The other complication in many such cases is that they’ll take place alongside a divorce, or at least the preliminaries of a divorce.  Resolving the financial impacts of spousal identity theft will make the divorce negotiations all the more difficult (you’ll really need a lawyer).  On a positive note, once the divorce is final, there will no longer be any question that your finances and your partner’s are fully severed. 

Putting It Behind You

Everybody’s situation is different.  This might be a brief aberration in a long and otherwise-stable relationship, something you can get through with an earnest conversation and some boundary-setting.  At the other end of the scale, it might involve a lengthy court battle to resolve the financial issues and finalize a divorce.  In some cases, you may ultimately remain out-of-pocket for some or all of the money you’ve lost. 

Recovering financially from identity theft is a topic worthy of a whole other article (you’ll find it here), but that process is reasonably well-established and follows a predictable course.  Your emotional recovery may take longer, and isn’t likely to conform to any established roadmap.  Be kind to yourself: Your trust was deliberately abused by your partner; you’re not to blame. 

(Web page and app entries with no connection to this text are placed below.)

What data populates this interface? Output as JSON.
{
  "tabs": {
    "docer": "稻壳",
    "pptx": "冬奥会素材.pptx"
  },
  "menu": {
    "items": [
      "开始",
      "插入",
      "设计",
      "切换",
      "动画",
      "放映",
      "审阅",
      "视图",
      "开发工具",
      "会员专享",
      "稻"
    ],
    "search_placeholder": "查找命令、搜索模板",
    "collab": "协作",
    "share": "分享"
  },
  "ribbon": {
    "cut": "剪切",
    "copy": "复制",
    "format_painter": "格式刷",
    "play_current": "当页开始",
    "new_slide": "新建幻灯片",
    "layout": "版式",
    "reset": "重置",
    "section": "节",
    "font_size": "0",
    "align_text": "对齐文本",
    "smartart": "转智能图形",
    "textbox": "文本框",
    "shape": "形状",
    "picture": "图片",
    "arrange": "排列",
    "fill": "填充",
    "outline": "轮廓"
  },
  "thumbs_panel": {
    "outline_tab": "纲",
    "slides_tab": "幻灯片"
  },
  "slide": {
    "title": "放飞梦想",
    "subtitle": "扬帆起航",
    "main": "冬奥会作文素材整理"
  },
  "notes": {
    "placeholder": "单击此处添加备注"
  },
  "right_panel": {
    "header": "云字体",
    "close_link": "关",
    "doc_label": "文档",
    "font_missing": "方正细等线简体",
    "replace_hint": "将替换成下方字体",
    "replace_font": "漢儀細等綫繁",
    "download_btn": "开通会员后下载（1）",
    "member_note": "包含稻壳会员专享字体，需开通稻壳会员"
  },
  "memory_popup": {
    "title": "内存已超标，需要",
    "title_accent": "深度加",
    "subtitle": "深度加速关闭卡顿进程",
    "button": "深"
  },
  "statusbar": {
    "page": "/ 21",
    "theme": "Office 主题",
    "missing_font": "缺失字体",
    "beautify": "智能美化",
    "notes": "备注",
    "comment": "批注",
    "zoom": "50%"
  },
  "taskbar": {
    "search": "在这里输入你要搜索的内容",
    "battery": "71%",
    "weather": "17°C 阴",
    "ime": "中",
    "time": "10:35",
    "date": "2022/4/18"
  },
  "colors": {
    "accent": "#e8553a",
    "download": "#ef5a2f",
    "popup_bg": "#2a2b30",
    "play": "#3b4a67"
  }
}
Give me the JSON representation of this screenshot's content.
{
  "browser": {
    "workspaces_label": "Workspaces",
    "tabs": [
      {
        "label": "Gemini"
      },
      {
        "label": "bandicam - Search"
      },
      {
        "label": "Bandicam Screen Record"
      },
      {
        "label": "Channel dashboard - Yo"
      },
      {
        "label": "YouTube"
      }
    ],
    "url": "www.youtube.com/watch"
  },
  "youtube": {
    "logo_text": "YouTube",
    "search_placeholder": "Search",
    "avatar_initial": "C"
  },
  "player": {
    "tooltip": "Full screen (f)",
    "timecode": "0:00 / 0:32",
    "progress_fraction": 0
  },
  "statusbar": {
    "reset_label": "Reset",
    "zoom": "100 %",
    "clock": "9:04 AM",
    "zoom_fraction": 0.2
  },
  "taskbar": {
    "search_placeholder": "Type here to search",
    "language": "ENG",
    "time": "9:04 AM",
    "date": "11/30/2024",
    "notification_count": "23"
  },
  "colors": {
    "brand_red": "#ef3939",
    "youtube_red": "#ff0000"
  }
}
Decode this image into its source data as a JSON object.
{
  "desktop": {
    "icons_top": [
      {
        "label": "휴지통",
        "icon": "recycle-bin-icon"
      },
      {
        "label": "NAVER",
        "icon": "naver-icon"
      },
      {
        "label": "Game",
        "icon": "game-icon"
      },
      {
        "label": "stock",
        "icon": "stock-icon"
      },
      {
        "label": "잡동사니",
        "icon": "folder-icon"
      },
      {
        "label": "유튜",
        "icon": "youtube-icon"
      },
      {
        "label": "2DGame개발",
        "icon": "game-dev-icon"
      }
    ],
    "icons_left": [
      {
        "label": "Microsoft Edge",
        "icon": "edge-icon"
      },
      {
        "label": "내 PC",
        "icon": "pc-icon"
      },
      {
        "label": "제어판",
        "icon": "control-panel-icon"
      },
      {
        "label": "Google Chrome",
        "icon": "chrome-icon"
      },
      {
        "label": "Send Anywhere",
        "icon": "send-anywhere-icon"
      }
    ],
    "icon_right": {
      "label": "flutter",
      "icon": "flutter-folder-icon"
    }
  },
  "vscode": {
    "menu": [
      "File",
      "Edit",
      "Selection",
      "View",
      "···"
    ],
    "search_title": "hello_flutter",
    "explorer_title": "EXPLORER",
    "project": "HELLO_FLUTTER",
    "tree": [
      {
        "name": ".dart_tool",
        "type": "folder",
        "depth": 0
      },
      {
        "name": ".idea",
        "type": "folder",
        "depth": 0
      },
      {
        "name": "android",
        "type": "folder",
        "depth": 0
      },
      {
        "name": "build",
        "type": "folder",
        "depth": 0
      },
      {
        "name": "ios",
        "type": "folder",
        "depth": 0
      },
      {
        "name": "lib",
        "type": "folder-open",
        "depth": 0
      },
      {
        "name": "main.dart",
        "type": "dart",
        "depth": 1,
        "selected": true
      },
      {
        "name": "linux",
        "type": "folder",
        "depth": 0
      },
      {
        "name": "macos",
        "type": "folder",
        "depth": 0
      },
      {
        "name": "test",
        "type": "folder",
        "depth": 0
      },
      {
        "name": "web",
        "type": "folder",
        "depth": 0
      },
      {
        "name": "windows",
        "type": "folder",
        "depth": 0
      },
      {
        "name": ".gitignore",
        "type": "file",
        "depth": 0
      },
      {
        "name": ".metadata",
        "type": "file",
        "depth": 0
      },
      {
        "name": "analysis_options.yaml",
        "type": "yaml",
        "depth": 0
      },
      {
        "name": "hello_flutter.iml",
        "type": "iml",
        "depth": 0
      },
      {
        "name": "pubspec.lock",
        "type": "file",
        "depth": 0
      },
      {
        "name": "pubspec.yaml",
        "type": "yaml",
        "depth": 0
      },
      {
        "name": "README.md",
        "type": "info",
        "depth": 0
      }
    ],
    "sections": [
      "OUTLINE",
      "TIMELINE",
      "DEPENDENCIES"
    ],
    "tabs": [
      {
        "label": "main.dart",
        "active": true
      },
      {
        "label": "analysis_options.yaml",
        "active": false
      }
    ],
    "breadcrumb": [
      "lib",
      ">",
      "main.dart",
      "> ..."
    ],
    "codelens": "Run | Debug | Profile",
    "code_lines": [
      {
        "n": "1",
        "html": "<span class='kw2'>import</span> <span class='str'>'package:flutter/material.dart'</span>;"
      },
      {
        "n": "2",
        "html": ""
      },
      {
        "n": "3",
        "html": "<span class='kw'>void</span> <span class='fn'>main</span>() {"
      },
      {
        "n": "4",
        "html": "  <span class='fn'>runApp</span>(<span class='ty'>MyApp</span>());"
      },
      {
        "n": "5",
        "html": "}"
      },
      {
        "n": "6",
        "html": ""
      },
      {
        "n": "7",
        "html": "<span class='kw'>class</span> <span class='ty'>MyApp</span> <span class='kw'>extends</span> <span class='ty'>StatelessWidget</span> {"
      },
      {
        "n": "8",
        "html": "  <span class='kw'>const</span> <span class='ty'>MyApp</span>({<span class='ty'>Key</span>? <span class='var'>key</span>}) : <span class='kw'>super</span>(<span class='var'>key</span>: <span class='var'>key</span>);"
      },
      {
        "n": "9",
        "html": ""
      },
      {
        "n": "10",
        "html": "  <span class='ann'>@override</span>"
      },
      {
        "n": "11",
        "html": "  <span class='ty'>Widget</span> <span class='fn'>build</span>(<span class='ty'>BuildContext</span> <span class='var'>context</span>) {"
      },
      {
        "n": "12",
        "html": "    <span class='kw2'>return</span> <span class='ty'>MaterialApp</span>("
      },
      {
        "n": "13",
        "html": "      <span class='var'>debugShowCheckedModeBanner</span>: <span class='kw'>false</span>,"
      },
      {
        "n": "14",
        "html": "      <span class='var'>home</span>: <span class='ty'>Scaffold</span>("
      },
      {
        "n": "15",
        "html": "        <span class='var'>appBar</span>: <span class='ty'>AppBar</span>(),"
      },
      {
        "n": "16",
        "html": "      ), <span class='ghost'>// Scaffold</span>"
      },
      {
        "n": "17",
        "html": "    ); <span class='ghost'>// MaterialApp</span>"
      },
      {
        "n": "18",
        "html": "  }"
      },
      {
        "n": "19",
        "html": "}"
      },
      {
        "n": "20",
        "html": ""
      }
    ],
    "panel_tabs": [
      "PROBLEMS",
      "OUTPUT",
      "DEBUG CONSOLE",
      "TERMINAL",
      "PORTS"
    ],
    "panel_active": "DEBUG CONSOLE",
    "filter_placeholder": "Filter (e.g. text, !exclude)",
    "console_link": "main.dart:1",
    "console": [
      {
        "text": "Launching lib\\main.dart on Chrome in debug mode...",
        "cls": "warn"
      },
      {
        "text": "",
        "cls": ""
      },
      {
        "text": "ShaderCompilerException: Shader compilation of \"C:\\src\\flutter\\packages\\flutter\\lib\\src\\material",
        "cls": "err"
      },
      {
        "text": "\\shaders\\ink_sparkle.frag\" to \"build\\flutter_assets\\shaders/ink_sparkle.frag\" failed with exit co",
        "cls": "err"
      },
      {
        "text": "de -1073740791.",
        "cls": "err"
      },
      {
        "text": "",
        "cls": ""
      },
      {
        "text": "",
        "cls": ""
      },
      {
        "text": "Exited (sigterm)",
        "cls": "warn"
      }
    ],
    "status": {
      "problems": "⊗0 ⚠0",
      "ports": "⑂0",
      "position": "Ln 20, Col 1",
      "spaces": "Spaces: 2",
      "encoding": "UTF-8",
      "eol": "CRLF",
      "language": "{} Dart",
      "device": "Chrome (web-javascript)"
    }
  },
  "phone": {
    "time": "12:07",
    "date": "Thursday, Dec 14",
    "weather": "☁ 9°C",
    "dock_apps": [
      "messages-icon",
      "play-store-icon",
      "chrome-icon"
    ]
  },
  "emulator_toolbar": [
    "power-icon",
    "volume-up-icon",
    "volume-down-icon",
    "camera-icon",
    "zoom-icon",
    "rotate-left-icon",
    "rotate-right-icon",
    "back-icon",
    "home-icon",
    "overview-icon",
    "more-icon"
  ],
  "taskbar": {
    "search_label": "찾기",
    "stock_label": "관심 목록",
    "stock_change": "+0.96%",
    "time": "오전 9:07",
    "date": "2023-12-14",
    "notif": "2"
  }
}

Get the help you need, up to and including counseling.  Spousal identity theft can leave deep emotional wounds, and it would be unfortunate if those were the most notable thing you take away from the relationship.